Law 579B
Political Science 533

Description. For several decades now, members of the socio-legal community have been investigating the role constitutional courts play in their systems of government. That this topic engages social scientists is not surprising. After all, we, as citizens, are bombarded with press reports of constitutional courts generating major policies. And, we, as social and political observers, acknowledge the expansion of judicial power (what some call the "judicialization of politics") throughout the world. That the American legal community also takes an interest in courts abroad is as understandable as it is undeniable. It is understandable, as lawyers and judges believe they have much to learn from their counterparts elsewhere. It is undeniable, as a mere glance at the legal literature would attest. The 1990s (into the 2000s) witnessed the emergence of important law journals and the publication of influential case books, scholarly volumes, and essays all devoted to courts and law abroad.

What these developments suggest: The time is ripe to offer a course devoted to learning about and comparing constitutional courts in various societies.

My goals for the course are as follows:

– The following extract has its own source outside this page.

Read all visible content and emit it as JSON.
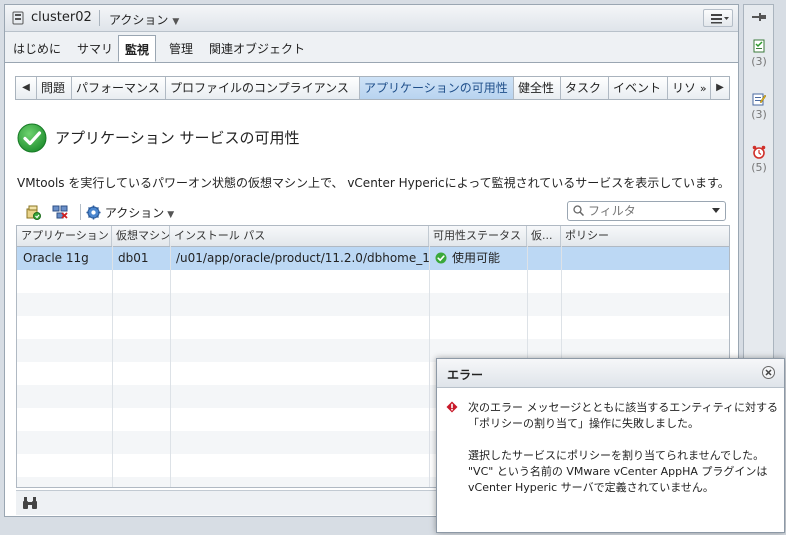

  1. Introduce students to the "state of the art" in studies of comparative courts. We accomplish this via readings and weekly discussions.
  2. Touch upon a series of specialized topics, major nodes of controversy in the field. These include judicial selection, access to constitutional courts, and decision making.
  3. Help students develop theoretical and empirical skills, as well as substantive knowledge, by having them amass data on critical features of constitutional courts.

Books: Please pick up a reader (in the law school mail room).

Grading: I base grades on the quality of your research projects (90 percent) and class participation/attendance (10 percent).

Click here for the course outline.
Click here for the research projects.